*Work item*
Report every line of the listing below in which the string "Date" occurs.

== == ==

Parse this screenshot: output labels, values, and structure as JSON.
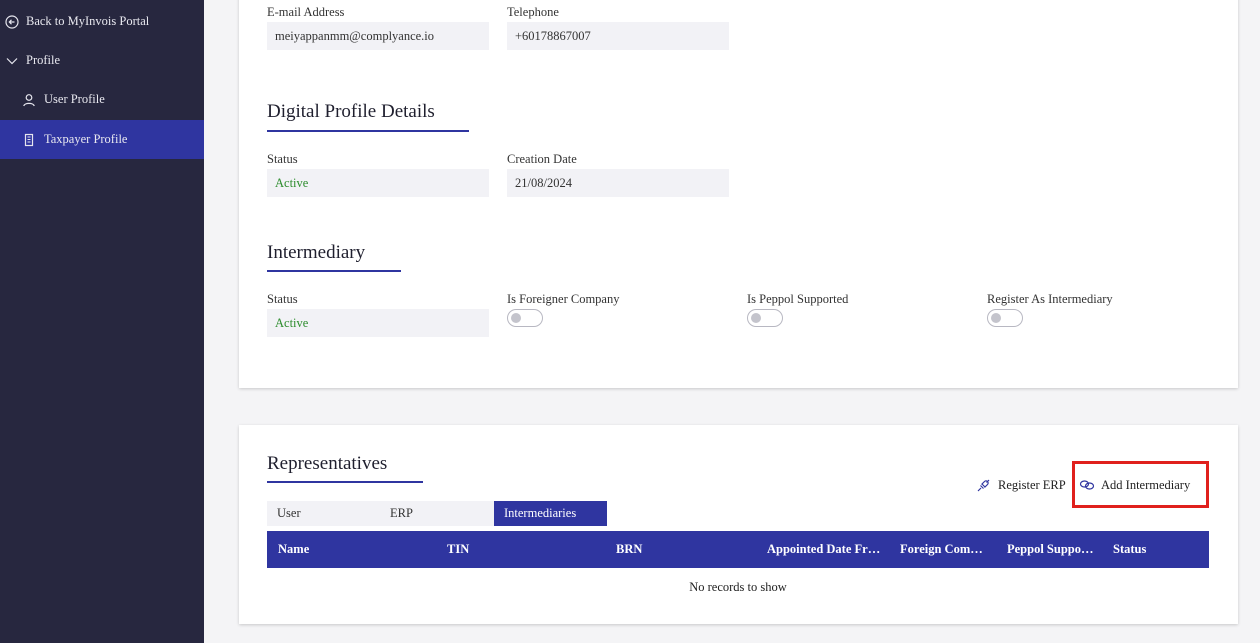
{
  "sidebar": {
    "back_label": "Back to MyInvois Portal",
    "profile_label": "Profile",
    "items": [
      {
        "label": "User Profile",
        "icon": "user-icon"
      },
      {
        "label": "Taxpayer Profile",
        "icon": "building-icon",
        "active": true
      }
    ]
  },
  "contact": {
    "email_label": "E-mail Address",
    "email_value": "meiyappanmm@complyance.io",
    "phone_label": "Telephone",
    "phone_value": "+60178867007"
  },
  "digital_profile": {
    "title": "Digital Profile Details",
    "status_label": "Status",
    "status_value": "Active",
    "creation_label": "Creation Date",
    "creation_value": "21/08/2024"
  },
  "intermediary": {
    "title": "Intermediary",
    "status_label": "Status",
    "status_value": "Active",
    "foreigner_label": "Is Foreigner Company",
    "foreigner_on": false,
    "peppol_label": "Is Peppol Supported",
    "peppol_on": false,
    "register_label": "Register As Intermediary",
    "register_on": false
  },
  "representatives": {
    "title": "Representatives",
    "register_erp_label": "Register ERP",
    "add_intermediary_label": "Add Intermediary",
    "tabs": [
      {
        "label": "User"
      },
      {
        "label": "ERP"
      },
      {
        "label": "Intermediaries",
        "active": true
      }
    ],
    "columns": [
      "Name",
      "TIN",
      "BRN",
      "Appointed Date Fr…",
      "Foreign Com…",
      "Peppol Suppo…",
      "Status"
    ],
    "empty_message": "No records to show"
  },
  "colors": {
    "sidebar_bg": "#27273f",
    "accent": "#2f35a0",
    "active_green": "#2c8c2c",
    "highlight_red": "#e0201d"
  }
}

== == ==

*Solution*
    "creation_label": "Creation Date",
      "Appointed Date Fr…",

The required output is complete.